I could have ended the experiment here and had all the results that are needed, but I wanted to go one step further. There have been some recommendations - including by Roadtrek in their manuals - that in the winter one can mix a 50/50 water/RV antifreeze mixture and put that in the fresh water tank or directly into the toilet to flush the toilet. I wanted to see what would happen if the experiment was repeated using 50% water and 50% RV antifreeze mixed together. This would be the same as what is being said to put into the tanks which will go into the plumbing that can get very cold in very cold outside temperatures. What would happen? I wanted to find out for myself.
I let the RV antifreeze in the container melt and return to room temperature. I then took approximately three ounces of plain water (measured in the same paper cup) and added that to the container with the RV antifreeze. I mixed the two together, marked the level of the mix on the outside of the container, and put the container back into the freezer where the thermoeter was still reading minus 10 degrees F. Again, I would check over 24 hours.
First check of water and RV antifreeze at 2 hours.
I could not push the toothpick into the frozen mixture and this was just at two hours. Looking at the mark on the outside of the container, the mixture had expanded up over the mark to almost 1/4" inch higher than the mark. The mixture EXPANDED. This would do damage if in a pipe or valve at this temperature.
The next check of the mixture was at 5 hours.
The mixture is solid. It still has a grainy surface. The expansion level is about the same as it was at 5 hours. I could not put my finger into the mixture at all. The toothpick would not go in.
The next check was at 11 hours.
So what is learned from all of this - use RV antifreeze straight out of the bottle.

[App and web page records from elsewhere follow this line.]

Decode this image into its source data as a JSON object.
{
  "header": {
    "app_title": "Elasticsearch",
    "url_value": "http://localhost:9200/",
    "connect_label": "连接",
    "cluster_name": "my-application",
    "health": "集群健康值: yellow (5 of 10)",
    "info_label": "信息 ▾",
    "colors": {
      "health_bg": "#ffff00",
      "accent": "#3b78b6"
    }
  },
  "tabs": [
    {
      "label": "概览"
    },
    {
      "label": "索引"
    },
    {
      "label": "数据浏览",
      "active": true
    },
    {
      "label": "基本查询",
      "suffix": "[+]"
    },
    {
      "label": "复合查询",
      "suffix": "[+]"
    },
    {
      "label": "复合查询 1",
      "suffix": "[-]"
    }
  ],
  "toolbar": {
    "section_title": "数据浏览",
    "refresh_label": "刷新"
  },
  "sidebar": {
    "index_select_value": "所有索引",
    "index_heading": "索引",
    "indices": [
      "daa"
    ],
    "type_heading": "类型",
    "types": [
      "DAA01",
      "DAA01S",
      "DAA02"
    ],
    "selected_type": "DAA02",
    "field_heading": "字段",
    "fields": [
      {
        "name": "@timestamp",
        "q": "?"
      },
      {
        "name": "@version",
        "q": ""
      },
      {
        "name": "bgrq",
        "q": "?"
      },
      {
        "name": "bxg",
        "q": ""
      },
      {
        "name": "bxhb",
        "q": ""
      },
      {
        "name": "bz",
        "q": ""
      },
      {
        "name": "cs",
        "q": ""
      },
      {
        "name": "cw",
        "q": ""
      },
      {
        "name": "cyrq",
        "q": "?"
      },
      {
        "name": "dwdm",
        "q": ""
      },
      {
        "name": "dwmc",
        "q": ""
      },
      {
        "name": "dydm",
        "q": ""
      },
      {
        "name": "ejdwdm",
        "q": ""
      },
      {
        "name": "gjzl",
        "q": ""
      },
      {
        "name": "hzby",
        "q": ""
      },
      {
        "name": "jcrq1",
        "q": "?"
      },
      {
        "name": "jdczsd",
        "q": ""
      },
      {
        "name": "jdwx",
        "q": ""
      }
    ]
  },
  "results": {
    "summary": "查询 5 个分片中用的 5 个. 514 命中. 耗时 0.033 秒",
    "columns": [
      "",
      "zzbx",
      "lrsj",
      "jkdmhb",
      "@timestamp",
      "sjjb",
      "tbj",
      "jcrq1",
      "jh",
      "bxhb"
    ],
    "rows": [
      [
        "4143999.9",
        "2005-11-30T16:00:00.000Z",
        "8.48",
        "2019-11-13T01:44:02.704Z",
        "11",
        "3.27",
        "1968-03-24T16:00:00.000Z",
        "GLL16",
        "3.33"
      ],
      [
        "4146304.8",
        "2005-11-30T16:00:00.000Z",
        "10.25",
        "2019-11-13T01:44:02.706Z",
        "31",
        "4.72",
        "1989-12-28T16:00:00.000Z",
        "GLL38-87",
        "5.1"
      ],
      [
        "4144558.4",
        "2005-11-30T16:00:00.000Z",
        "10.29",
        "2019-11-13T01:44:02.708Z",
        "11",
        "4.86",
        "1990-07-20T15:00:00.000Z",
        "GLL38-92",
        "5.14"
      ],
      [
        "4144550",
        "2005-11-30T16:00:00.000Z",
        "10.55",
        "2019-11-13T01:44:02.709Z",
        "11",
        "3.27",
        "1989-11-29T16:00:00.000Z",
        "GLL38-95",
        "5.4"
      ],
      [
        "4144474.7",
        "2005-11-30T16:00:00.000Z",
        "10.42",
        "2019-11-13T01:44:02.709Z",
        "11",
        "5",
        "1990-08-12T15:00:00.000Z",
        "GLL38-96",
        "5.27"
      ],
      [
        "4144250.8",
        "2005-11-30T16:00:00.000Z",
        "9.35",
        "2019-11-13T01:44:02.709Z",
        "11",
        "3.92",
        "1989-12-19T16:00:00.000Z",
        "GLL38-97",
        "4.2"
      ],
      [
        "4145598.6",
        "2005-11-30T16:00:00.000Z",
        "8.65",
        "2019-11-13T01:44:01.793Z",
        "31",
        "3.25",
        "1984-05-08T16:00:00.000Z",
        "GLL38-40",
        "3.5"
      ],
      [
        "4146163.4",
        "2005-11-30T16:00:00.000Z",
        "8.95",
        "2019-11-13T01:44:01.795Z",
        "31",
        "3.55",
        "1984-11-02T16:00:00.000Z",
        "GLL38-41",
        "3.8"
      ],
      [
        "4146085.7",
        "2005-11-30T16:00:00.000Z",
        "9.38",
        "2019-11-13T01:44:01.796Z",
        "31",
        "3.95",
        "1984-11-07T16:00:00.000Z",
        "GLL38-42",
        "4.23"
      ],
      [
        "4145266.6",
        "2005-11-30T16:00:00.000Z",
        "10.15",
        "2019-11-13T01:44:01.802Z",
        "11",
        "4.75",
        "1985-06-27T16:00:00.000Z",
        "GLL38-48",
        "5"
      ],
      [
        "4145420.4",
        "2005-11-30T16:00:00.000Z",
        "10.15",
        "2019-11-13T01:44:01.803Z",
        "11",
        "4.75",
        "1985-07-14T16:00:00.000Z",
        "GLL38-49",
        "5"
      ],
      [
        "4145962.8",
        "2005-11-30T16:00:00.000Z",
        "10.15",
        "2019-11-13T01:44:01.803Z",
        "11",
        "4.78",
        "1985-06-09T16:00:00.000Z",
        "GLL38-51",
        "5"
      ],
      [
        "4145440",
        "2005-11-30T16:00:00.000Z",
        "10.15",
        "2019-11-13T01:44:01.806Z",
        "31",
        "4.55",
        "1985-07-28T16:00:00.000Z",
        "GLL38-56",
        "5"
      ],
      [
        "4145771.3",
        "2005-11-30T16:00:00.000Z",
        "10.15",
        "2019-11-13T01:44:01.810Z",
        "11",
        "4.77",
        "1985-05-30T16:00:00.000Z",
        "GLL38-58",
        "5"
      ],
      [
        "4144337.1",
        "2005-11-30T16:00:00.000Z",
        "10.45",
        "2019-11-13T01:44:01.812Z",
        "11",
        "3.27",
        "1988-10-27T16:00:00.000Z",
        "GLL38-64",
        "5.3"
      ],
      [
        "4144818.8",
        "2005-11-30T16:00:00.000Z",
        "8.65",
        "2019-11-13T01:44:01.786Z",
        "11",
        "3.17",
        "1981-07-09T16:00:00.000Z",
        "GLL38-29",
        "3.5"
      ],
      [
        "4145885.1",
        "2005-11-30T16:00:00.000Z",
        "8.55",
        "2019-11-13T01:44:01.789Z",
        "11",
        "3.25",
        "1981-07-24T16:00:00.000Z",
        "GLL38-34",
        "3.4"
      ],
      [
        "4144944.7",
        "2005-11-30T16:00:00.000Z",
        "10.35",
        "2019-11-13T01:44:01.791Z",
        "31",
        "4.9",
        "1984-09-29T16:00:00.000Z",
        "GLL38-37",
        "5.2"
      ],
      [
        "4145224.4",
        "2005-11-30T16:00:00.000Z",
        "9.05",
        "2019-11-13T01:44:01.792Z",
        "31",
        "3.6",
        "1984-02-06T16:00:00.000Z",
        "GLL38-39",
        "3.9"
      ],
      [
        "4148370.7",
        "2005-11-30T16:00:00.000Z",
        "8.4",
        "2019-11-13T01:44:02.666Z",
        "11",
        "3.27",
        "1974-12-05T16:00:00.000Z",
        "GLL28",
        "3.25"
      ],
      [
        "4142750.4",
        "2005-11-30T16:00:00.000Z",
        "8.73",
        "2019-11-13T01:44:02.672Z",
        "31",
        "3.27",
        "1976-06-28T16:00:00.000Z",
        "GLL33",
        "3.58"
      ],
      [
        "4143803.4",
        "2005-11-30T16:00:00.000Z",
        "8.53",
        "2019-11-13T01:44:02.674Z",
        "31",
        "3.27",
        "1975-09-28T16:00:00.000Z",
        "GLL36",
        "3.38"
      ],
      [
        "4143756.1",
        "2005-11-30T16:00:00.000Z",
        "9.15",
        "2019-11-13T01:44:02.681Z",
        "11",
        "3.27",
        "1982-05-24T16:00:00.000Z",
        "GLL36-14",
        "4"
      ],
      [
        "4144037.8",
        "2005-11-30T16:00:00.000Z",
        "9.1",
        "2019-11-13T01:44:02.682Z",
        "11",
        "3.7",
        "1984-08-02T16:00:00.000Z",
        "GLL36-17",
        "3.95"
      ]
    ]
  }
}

When you winterize you are pushing whatever water is remaining in the pipes and valves out with the antifreeze as it is run through the pipe and through the faucet and toilet valves. When you are done all that is left is RV antifreeze in those places. Do not mix RV antifreeze with water and think that you are protected. You are not. If you are winter camping and want to use RV antifreeze to flush your toilet, only use straight out of the bottle RV antifreeze and never come close to filling your black tank in the process - make sure to dump before the tank is even close to full and then if you have a macerator, run antifreeze into the empty waste tank and then into the macerator to keep that protected between uses. Of course, gambling is a big industry and a lot of people like to gamble. If you want to gamble like this the odds are definitely against you.